I don’t have a cause. I also don’t have clue, really, when it comes to other causes.
I know that most people, who champion a cause, do so, because of something or some event, has affected them.
I feel very blessed and fortunate to not have had too many serious illnesses or other ailments directly affect my life. Sure, cancer has caused me some hardships on a personal level. In the past year or so I have lost a very dear friend, my father-in-law, and my father to various cancers. I have a family member or two that are undergoing treatment of other forms of cancer. And I have another very close friend who is fighting even another type of cancer.
I have a few nieces who are afflicted with rare ailments that require special medical treatment that only comes from seeing special specialists that specialize in their particular disorders.
But again I still don’t have a cause nor do I have a clue. Ignorance is bliss. I am lucky to not have a cause. I never take this luck for granted.
But sometimes I don’t realize what other people have to deal with. And sometimes I don’t realize what other people do that may seem small but really are big.
Two things happened this past week, which totally made me realize how clueless I am.
My first ignorant realization happened at the super market. I was putting groceries in my car and I looked at the back of the car next to me. I saw that it had one of those magnetic awareness ribbons on the bumper. It was not yellow. It was not pink. It was multi-colored and looked like puzzle pieces. I have seen this ribbon so many times while in my car but never up close. I did a double take as I read it. AUTISM Awareness.
I swear (and I am not really proud to admit this) I always thought that those ribbons were a “mock” ribbon and they read AUSTIN awareness. The little puzzle pieces from 20 feet back, through a dirty windshield, kind of look like flowers. Any time I ever saw one I would say in my best Mike Myers impression, “Yeah Baby!”
Ya see? I am an idiot. Ignorant to other causes.
This past weekend, my friend Tara spent most of her Saturday, with her daughter, selling Girl Scout cookies. Trying to be a good friend, I went to her location and bought some cookies to support her and her troop. I figured I could spare a couple of bucks, get some cookies and help the local scouts. It would be my good deed. Tara was very grateful and thanked me like I was doing her a favor which, in a way, I felt that I was.

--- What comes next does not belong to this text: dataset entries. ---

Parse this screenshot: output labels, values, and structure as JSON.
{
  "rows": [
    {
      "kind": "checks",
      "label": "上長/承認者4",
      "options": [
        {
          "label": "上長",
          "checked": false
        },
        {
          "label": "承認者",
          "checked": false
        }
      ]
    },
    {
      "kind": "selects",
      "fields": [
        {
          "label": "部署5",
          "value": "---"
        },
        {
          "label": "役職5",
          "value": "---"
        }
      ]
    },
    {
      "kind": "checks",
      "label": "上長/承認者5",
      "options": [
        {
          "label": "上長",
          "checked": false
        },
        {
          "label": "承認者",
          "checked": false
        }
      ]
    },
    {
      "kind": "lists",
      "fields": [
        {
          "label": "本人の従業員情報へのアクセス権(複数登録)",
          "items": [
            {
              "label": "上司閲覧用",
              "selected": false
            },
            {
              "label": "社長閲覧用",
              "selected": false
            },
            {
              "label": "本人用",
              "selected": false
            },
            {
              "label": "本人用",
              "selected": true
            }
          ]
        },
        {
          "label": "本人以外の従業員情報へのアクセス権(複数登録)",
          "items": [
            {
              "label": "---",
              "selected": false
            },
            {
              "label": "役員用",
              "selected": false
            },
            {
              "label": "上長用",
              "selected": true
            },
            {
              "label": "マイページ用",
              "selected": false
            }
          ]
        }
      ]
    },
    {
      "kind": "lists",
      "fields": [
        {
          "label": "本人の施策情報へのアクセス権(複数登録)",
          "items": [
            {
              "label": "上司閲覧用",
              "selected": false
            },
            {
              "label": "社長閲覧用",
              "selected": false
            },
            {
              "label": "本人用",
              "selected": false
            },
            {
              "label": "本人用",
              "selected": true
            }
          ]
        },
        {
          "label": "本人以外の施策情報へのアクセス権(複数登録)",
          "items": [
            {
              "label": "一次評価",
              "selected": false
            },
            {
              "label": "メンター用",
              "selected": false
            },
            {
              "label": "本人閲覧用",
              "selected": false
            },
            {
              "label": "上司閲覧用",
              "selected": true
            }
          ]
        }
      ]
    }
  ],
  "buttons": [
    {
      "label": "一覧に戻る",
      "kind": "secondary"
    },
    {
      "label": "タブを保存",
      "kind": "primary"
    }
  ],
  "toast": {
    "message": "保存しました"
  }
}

Later that night as I was enjoying my purchase of the cookies I had a second realization. As insignificant as Girl Scout cookies may seem in comparison to cancer or Autism, I was totally impressed that my friend Tara gives of herself in this way. I know that she is involved because her daughter is involved. But not only is Tara committing herself to her child but she is also committing herself to other people’s children at the same time. I don’t think that many of the people that were buying the cookies that day, realize that the women volunteering with their daughters were volunteering and contributing to many other children. I was not doing them a favor by buying cookies. They were doing my community a favor by volunteering. They should be thanked.
I am not sure of the direction I was going with this post. Mostly I think that, maybe I need to “clean my windshield” more often become more aware of the people around me.